- [WHAT THIS TASK INVOLVES] Set down each entry exactly as it stands, without altering a single character.

- [Dataset rows describing interfaces]
[Start of Attachment]

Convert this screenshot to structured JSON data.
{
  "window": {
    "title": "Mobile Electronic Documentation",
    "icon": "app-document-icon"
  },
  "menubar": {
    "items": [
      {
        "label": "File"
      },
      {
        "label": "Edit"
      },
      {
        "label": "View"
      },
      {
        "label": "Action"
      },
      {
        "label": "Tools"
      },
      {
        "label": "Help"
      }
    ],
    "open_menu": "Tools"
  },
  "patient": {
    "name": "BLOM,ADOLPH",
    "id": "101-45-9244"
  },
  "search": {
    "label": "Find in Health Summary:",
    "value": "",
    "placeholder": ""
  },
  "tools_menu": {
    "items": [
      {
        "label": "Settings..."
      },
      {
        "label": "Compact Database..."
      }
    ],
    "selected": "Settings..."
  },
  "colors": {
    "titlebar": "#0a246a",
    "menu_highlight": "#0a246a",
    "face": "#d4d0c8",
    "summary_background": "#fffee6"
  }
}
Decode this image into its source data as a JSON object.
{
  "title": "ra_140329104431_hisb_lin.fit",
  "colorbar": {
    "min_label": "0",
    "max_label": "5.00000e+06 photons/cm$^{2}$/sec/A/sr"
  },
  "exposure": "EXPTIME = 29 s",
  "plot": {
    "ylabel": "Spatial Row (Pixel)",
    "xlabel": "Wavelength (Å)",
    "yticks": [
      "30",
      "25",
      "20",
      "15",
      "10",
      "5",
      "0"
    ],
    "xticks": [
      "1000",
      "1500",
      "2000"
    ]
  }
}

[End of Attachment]

- [SOLUTION TO THIS TASK]
Convert this screenshot to structured JSON data.
{
  "window": {
    "title": "Mobile Electronic Documentation",
    "icon": "app-document-icon"
  },
  "menubar": {
    "items": [
      {
        "label": "File"
      },
      {
        "label": "Edit"
      },
      {
        "label": "View"
      },
      {
        "label": "Action"
      },
      {
        "label": "Tools"
      },
      {
        "label": "Help"
      }
    ],
    "open_menu": "Tools"
  },
  "patient": {
    "name": "BLOM,ADOLPH",
    "id": "101-45-9244"
  },
  "search": {
    "label": "Find in Health Summary:",
    "value": "",
    "placeholder": ""
  },
  "tools_menu": {
    "items": [
      {
        "label": "Settings..."
      },
      {
        "label": "Compact Database..."
      }
    ],
    "selected": "Settings..."
  },
  "colors": {
    "titlebar": "#0a246a",
    "menu_highlight": "#0a246a",
    "face": "#d4d0c8",
    "summary_background": "#fffee6"
  }
}
Decode this image into its source data as a JSON object.
{
  "title": "ra_140329104431_hisb_lin.fit",
  "colorbar": {
    "min_label": "0",
    "max_label": "5.00000e+06 photons/cm$^{2}$/sec/A/sr"
  },
  "exposure": "EXPTIME = 29 s",
  "plot": {
    "ylabel": "Spatial Row (Pixel)",
    "xlabel": "Wavelength (Å)",
    "yticks": [
      "30",
      "25",
      "20",
      "15",
      "10",
      "5",
      "0"
    ],
    "xticks": [
      "1000",
      "1500",
      "2000"
    ]
  }
}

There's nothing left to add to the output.